Q&A: ‘Problemista’ cast, crew detail their love, pride for movie


Mimi Calzada, Life&Arts Desk Editor

The Daily Texan took to the “Problemista” red carpet for its SXSW premiere Monday to interview the cast and crew. The film follows a young El Salvadoran immigrant living in New York City with dreams of becoming a toymaker. Read the Texan’s review here.

The Daily Texan: When you were writing the music for the film, was there a tone or mood you were trying to evoke?

Robert Ouyang Rusli: There’s a lot of neoclassical (and) modern classical music influence. There’s a lot of darker synthesizer sounds that come in (and) weird sound effects that make their way into the score, like glitching computer sounds, because the film is all about this hellscape bureaucracy. We tried to incorporate all these eclectic sounds into this one sound.

DT: Was the creative process difficult, or did it come easy to you?

ROR: We worked on it for a full year; it was not easy all the time. But working with Julio, we both feed off of each other’s energy where nothing is too ridiculous of an idea. He trusts me to figure out what’s right for the scene. He never told me exactly what to do. He trusts me to interpret the world of the film, and it worked out really well. 

DT: What do you hope audiences take away from this movie?

James Scully: Practically speaking, we all (should) think more about the immigration process and what that’s like for the people who have to go through it. I hope the New Yorkers who watch the movie think more about the deep inner lives of the people they see on the train or on the street.
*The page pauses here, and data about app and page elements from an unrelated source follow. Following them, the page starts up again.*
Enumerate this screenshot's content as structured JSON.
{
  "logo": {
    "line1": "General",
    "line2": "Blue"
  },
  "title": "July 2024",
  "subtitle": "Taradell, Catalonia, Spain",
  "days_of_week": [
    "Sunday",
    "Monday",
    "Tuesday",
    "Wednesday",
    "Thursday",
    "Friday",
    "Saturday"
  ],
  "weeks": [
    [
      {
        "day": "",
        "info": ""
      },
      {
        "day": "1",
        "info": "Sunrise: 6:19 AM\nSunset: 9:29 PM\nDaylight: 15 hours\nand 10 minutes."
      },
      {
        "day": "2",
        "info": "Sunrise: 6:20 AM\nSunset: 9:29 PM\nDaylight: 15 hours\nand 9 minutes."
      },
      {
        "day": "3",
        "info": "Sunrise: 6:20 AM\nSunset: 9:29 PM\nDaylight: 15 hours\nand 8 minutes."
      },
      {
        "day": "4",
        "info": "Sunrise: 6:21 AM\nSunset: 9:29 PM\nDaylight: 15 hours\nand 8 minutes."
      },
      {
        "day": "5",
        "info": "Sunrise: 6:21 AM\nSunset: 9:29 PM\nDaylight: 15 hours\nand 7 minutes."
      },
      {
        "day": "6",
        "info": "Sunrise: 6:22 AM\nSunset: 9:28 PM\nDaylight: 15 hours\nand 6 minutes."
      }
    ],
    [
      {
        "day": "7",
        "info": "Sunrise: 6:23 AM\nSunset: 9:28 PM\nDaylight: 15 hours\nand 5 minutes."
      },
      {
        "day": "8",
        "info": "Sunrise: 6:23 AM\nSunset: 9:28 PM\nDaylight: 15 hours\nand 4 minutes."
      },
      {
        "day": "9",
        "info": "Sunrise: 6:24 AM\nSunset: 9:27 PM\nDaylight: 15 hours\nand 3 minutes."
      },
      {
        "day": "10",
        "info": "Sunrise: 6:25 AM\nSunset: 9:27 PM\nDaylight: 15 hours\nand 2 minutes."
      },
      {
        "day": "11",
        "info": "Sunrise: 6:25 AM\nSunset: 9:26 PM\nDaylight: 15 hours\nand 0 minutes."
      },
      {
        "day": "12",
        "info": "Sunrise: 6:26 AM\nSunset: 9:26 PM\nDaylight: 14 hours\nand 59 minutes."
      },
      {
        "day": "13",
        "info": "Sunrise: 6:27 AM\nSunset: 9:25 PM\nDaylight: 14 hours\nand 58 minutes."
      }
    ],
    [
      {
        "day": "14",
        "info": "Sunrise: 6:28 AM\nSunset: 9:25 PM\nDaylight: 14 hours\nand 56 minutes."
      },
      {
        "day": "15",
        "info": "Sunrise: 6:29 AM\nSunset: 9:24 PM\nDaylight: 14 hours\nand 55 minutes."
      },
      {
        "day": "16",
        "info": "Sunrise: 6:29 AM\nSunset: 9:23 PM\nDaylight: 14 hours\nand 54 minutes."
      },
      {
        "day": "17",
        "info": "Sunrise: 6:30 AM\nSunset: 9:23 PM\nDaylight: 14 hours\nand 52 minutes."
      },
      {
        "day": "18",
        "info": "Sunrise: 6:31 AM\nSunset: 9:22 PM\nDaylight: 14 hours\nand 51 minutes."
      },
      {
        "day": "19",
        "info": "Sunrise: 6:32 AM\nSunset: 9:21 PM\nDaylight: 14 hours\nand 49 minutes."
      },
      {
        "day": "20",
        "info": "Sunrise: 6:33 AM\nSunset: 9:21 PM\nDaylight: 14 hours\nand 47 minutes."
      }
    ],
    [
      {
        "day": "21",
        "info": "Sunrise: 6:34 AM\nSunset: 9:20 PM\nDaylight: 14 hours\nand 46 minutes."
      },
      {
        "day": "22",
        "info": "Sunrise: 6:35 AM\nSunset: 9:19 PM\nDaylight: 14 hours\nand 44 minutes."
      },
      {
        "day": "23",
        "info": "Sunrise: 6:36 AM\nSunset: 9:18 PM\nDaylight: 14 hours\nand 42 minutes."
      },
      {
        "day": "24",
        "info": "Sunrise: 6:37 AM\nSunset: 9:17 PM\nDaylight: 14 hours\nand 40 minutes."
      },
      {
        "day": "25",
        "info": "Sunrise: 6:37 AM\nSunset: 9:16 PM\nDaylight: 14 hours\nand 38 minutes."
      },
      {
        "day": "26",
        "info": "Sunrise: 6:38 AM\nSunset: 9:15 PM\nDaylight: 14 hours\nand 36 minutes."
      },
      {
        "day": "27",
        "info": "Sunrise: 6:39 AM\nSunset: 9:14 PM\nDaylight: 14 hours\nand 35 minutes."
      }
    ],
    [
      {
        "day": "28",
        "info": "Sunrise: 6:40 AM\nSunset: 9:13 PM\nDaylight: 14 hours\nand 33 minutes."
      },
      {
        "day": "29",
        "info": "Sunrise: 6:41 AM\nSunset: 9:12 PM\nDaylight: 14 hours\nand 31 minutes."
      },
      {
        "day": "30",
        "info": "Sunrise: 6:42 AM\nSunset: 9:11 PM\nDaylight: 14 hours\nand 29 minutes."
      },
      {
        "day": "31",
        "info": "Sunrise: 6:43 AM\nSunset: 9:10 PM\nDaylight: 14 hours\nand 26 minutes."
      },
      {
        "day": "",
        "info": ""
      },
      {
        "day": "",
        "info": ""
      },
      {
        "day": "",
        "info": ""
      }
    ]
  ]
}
The spirit of the movie is finding self-discovery and worth in life’s little problems. I think that’s a lesson we could all embrace because life is always going to be full of problems. And it’s definitely a film about characters who are getting in their own way. I think we could all afford to look at ourselves and be like, “When am I not setting myself up for success? When am I choosing chaos instead of choosing peace?”

DT: How did you come to know about this script, and what was attractive about it?

Tilda Swinton: I am in the very fortunate position that they just sent it to me. I knew Julio’s work; I could not believe it. I went, “There’s a script by Julio Torres?” And then I read it, and I just loved it. The script was phenomenal, and I just (had) to be involved. And then of course, I met (Julio) and fell in love with him, and we’ve been together ever since. 

DT: As writer, director and star of the film, you have almost complete creative control. Which of your three roles did you have most fun with?

Julio Torres: I would put writing and directing next to each other. I love building worlds. I love bringing people together and making something that I’m proud of. 

DT: What about the film are you the proudest of?

JT: To get to do things my way and to get to do things with people who I admire. To get to do things with the people that I want to champion or people that I respect. And to get to do something as stressful as a movie but have fun doing it.